Mr. Maes, my kindergarten teacher, was very patient with me. I spent many weeks failing to translate the numbers on the digital classroom clock to hands rotating around a circle. Sitting in my classroom, he’d tell me that it’s OK to fail because that is how we learn. After weeks of frustration, I finally got it, yet I was much older when I grasped the truth of his lesson.
I grew up playing the usual recreational soccer with my neighborhood friends – the fathers drawing straws for who would coach the Jet Fighters each season – and graduated to lacrosse in middle school. It wasn’t until I came across a video of a college football kicker doing trick kicks that a sport really seized my interest. It was enough for me to ask for a kicking tee for my 14th birthday. My dad would take me out to the bumpy grass of the spring practice field, chasing after my diverging footballs, three at a time. I was, in a word, terrible. But there was something about the stillness, the focus, the singular feeling of my foot moving through the air and precisely striking the ball opposite the laces. It captivated my attention like nothing before. Prior to freshman year, I reached out to the kicking coach. He agreed to give me 20 minutes of his time to watch me and decided to give me a chance, saying I looked “coachable.”
I worked hard all summer, attending practice and kicking on the weekends. We bought more footballs and a kicking bag to increase my leg strength. It turned out there were 3 kickers, all of us new to the sport. As the first freshman game approached, my hard work paid off – I had won the starting spot. At the game we scored four touchdowns in the first half, a dream come true for any kicker – four chances to kick a PAT.
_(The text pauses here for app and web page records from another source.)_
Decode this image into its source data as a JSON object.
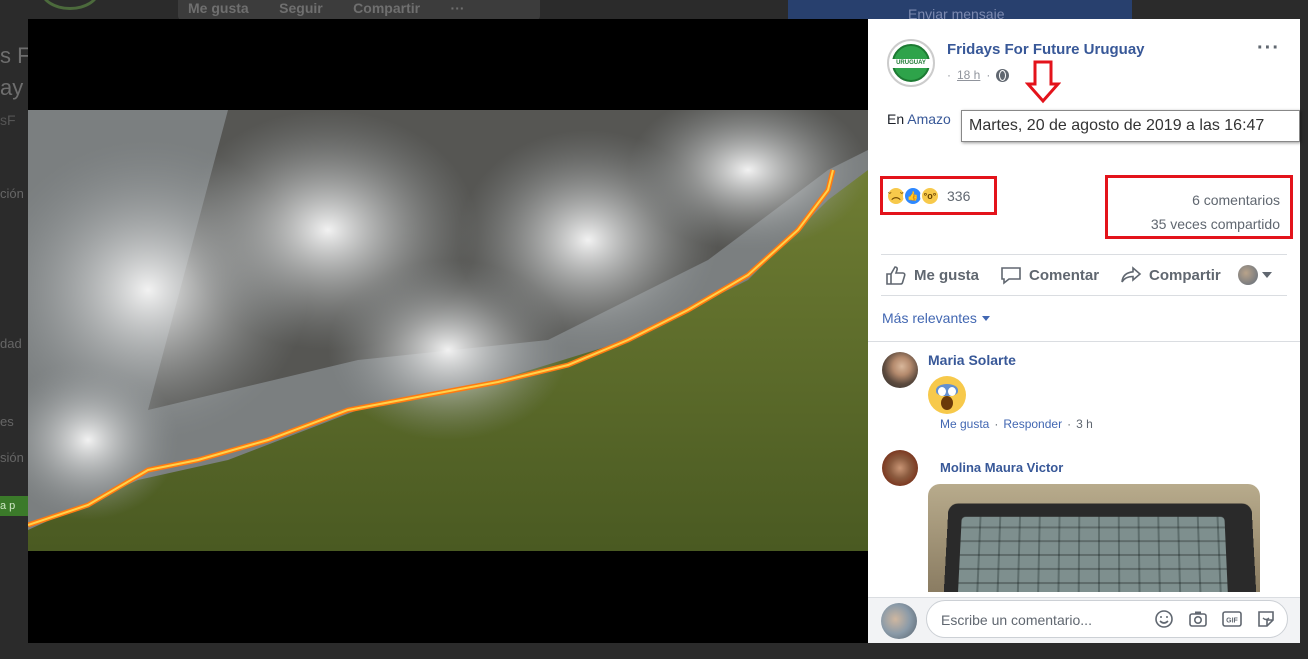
{
  "background": {
    "topbar": [
      "Me gusta",
      "Seguir",
      "Compartir",
      "···"
    ],
    "message_button": "Enviar mensaje",
    "side_title_lines": [
      "s F",
      "ay",
      "sF"
    ],
    "side_labels": [
      "ción",
      "dad",
      "es",
      "sión"
    ],
    "green_tag": "a p"
  },
  "post": {
    "page_name": "Fridays For Future Uruguay",
    "avatar_text": "URUGUAY",
    "time": "18 h",
    "separator": "·",
    "more": "···",
    "text_prefix": "En ",
    "text_link": "Amazo",
    "tooltip": "Martes, 20 de agosto de 2019 a las 16:47",
    "reactions": {
      "count": "336",
      "emojis": [
        "sad-emoji",
        "like-emoji",
        "wow-emoji"
      ],
      "faces": [
        "˘︵˘",
        "👍",
        "°o°"
      ]
    },
    "comments_count": "6 comentarios",
    "shares_count": "35 veces compartido",
    "actions": [
      "Me gusta",
      "Comentar",
      "Compartir"
    ],
    "sort_label": "Más relevantes"
  },
  "comments": [
    {
      "name": "Maria Solarte",
      "actions": [
        "Me gusta",
        "·",
        "Responder",
        "·",
        "3 h"
      ]
    },
    {
      "name": "Molina Maura Victor"
    }
  ],
  "composer": {
    "placeholder": "Escribe un comentario...",
    "icons": [
      "emoji-icon",
      "camera-icon",
      "gif-icon",
      "sticker-icon"
    ],
    "gif_label": "GIF"
  },
  "colors": {
    "highlight": "#e3131b",
    "link": "#385898",
    "accent": "#4267b2"
  }
}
And I missed my first three kicks. One was close. The others were so bad that the opposing team thanked me for missing. My mom had to leave the game before she had a nervous breakdown watching me miss again and again. At halftime, I got benched. The backup kicker took over in the second half and made all three of his kicks. I wanted to run home and never think about kicking another football, but I had to stay and watch the rest of the game. On the car ride home, my dad mentioned something about what doesn’t kill you makes you stronger. I felt pretty close to dead.
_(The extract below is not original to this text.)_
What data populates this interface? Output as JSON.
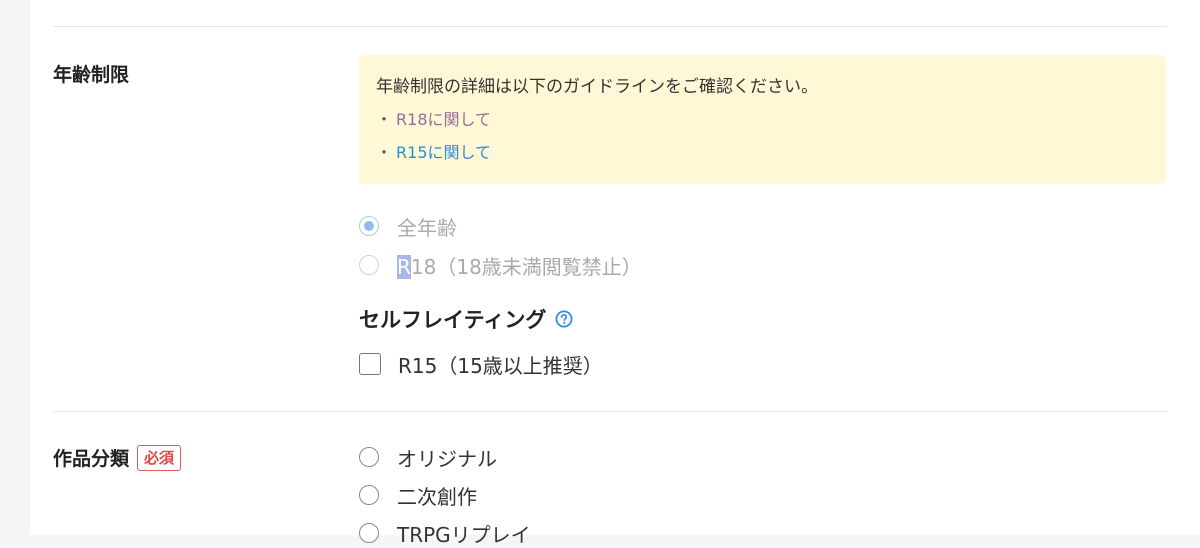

I went back to practice, and the next week I had won the starting job again. Still, I missed both of my kicks. Eventually I made my first ever successful kick in a game. I went on to finish the season with three out of nine PAT’s. I knew that this was better than missing all of my kicks, but I could do better. Despite the doubt of the team, the crowd, and myself, I still woke up thinking about the quiet joy I felt with the football and the tee, the pleasure of a precise and accurate kick. That offseason I practiced daily and gained 20 pounds of mostly muscle. I continued to work hard leading up to my junior year. During that season, I won my first start in a varsity game and went a perfect eight for eight on PAT’s.
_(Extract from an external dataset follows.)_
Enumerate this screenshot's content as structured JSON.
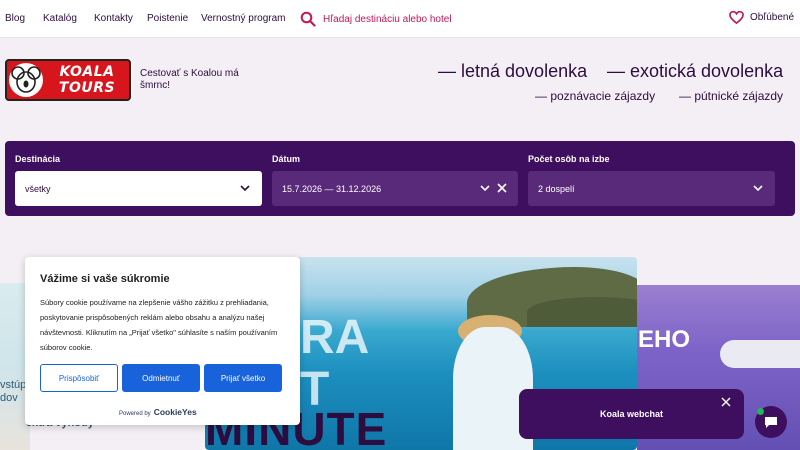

I believe that while life is not the same as kicking a football through the uprights, there are some important similarities. It’s hard no matter how much you practice. The outcome is never certain. Resiliency is the product of accepting today’s failure as tomorrow’s challenge. And while I was a little slow on the uptake, I know that learning from the losses can make a winner. Just in time for college. Thank you Mr. Maes.